Future soldiers may be wearing ‘Iron Man’ suits
A lunchtime crowd is gathering beside the parking lot at Raytheon Sarcos, the defense contractor, on a recent day in Salt Lake City. White-collar workers from nearby office parks stand with their yogurt cups and sandwiches, watching with quiet awe as a man in a metal suit — sort of half-man, half-robot — performs superhuman feats of strength.
This may be the closest these people will get to a real-life “Iron Man,” the character from the comic books and hit movies.
Inside a prosthetic shell of metal and hydraulics, Raytheon test engineer Rex Jameson is putting an XOS-2 exoskeleton through its paces.
As the crowd watches, Jameson uses his robot hydraulic arm to shadowbox, break three inches of pine boards and toss around 72-pound ammunition cases like a bored contestant on the “World’s Strongest Man.”
The suit moves as he moves and amplifies his strength 17-fold. It doesn’t fly though.
“You don’t have this immense feeling of strength,” Jameson says. “It’s just when you go to do something that you couldn’t do without it, then that’s when you notice it.”
Jameson is part of a team designing in real life what comic books and Hollywood have promised for years: bringing an “Iron Man”-like suit to the battlefield.
Raytheon is seeking to develop the suits to help the U.S. military carry supplies, and claims that one operator in an exoskeleton suit can do the work of two to three soldiers. If all goes as planned, the company hopes to see “Iron Man” suits deployed in the field by 2015.

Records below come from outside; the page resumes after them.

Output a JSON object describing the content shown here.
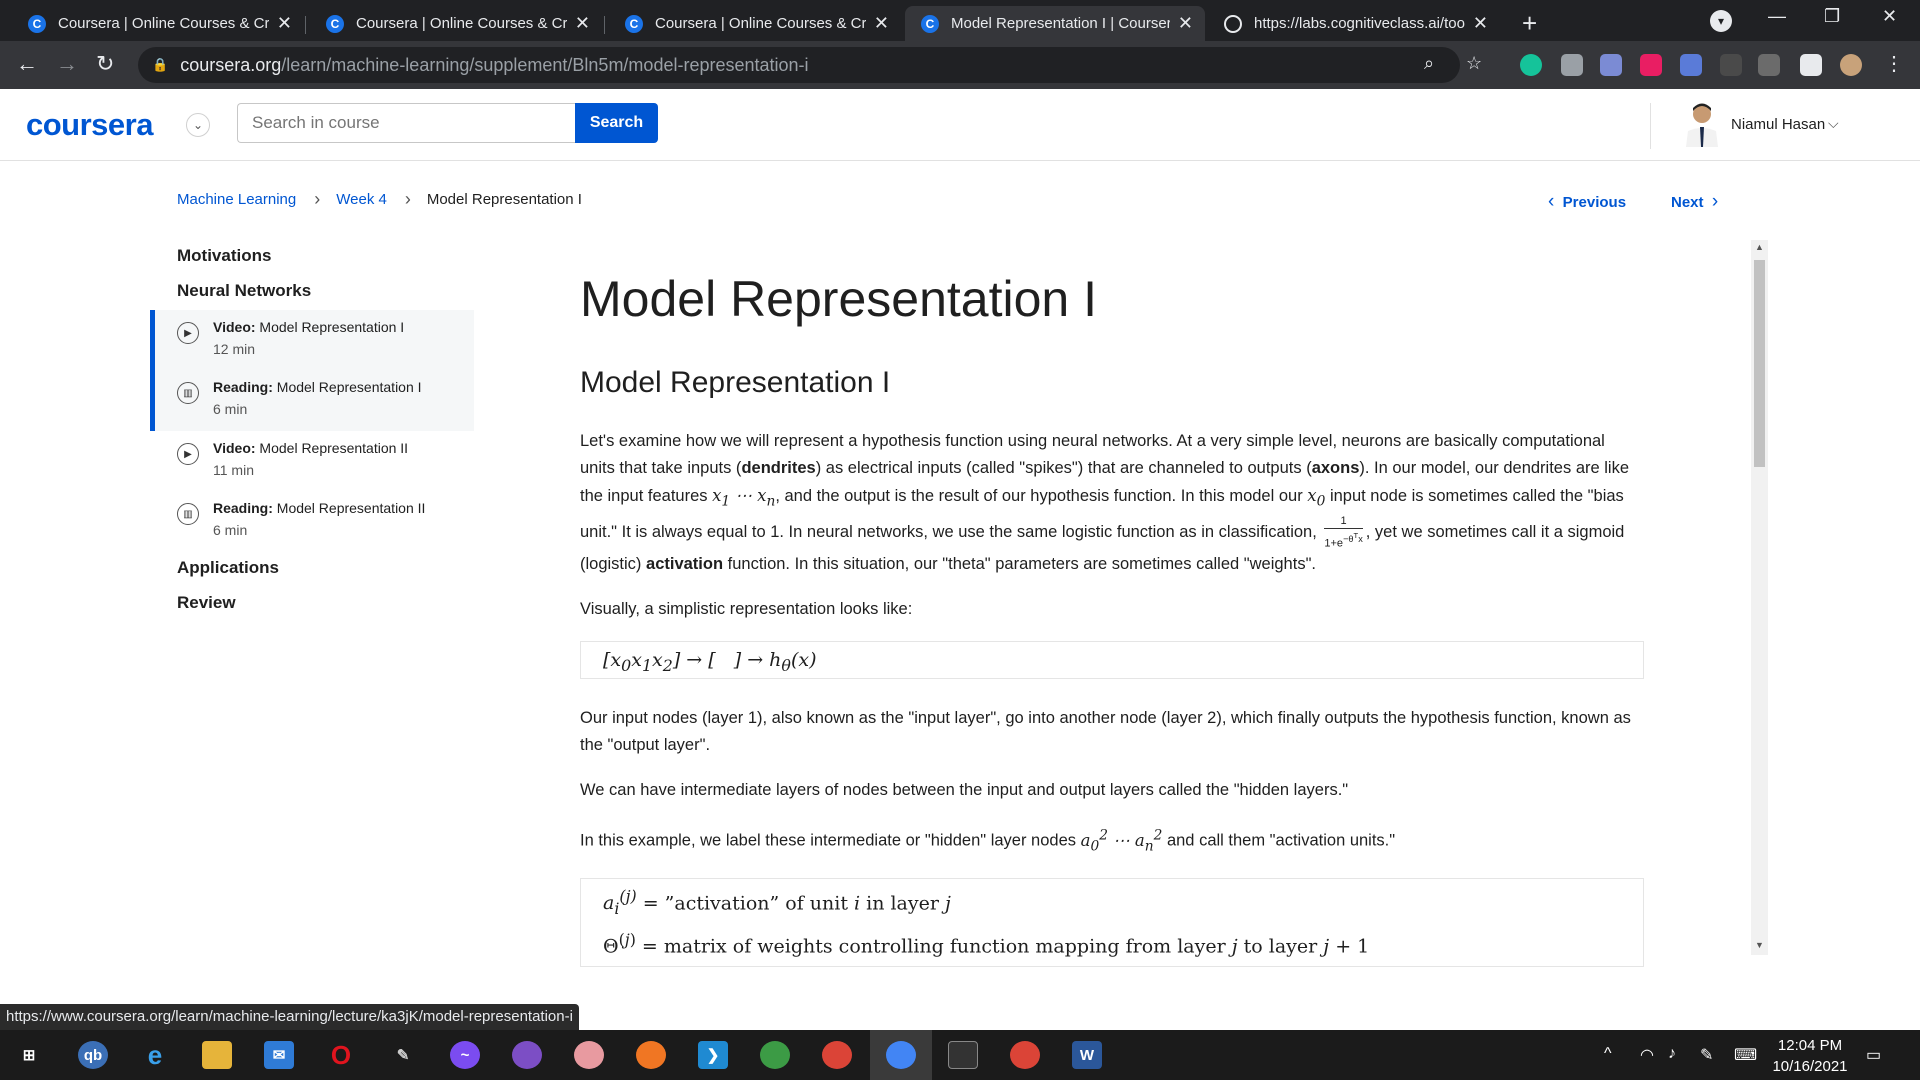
{
  "browser": {
    "tabs": [
      {
        "title": "Coursera | Online Courses & Credentials",
        "active": false
      },
      {
        "title": "Coursera | Online Courses & Credentials",
        "active": false
      },
      {
        "title": "Coursera | Online Courses & Credentials",
        "active": false
      },
      {
        "title": "Model Representation I | Coursera",
        "active": true
      },
      {
        "title": "https://labs.cognitiveclass.ai/tools",
        "active": false
      }
    ],
    "url_host": "coursera.org",
    "url_path": "/learn/machine-learning/supplement/Bln5m/model-representation-i",
    "status_url": "https://www.coursera.org/learn/machine-learning/lecture/ka3jK/model-representation-i"
  },
  "header": {
    "logo": "coursera",
    "search_placeholder": "Search in course",
    "search_button": "Search",
    "user_name": "Niamul Hasan"
  },
  "breadcrumb": {
    "course": "Machine Learning",
    "week": "Week 4",
    "current": "Model Representation I"
  },
  "nav": {
    "previous": "Previous",
    "next": "Next"
  },
  "sidebar": {
    "sections": [
      "Motivations",
      "Neural Networks",
      "Applications",
      "Review"
    ],
    "items": [
      {
        "type": "Video:",
        "title": "Model Representation I",
        "duration": "12 min",
        "icon": "play-icon"
      },
      {
        "type": "Reading:",
        "title": "Model Representation I",
        "duration": "6 min",
        "icon": "book-icon"
      },
      {
        "type": "Video:",
        "title": "Model Representation II",
        "duration": "11 min",
        "icon": "play-icon"
      },
      {
        "type": "Reading:",
        "title": "Model Representation II",
        "duration": "6 min",
        "icon": "book-icon"
      }
    ]
  },
  "article": {
    "title": "Model Representation I",
    "subtitle": "Model Representation I",
    "p1_a": "Let's examine how we will represent a hypothesis function using neural networks. At a very simple level, neurons are basically computational units that take inputs (",
    "p1_b": "dendrites",
    "p1_c": ") as electrical inputs (called \"spikes\") that are channeled to outputs (",
    "p1_d": "axons",
    "p1_e": "). In our model, our dendrites are like the input features ",
    "p1_f": ", and the output is the result of our hypothesis function. In this model our ",
    "p1_g": " input node is sometimes called the \"bias unit.\" It is always equal to 1. In neural networks, we use the same logistic function as in classification, ",
    "p1_h": ", yet we sometimes call it a sigmoid (logistic) ",
    "p1_i": "activation",
    "p1_j": " function. In this situation, our \"theta\" parameters are sometimes called \"weights\".",
    "p2": "Visually, a simplistic representation looks like:",
    "math1": "[x₀x₁x₂] → [   ] → h_θ(x)",
    "p3": "Our input nodes (layer 1), also known as the \"input layer\", go into another node (layer 2), which finally outputs the hypothesis function, known as the \"output layer\".",
    "p4": "We can have intermediate layers of nodes between the input and output layers called the \"hidden layers.\"",
    "p5_a": "In this example, we label these intermediate or \"hidden\" layer nodes ",
    "p5_b": " and call them \"activation units.\"",
    "math2_line1": "a_i^(j) = \"activation\" of unit i in layer j",
    "math2_line2": "Θ^(j) = matrix of weights controlling function mapping from layer j to layer j+1"
  },
  "taskbar": {
    "time": "12:04 PM",
    "date": "10/16/2021"
  }
}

“The logistics personnel in the military typically move 16,000 pounds a day, which is an awful lot of load,” said Fraser Smith, vice president of operations for Raytheon Sarcos. The XOS-2 suit can be used in tight spaces where a forklift cannot.
And with the extra of strength the robot gives the operator, “that means you exert one pound, and it exerts 17. That’s a major amplification of strength and that’s all load the person doesn’t have to carry themselves,” Smith said.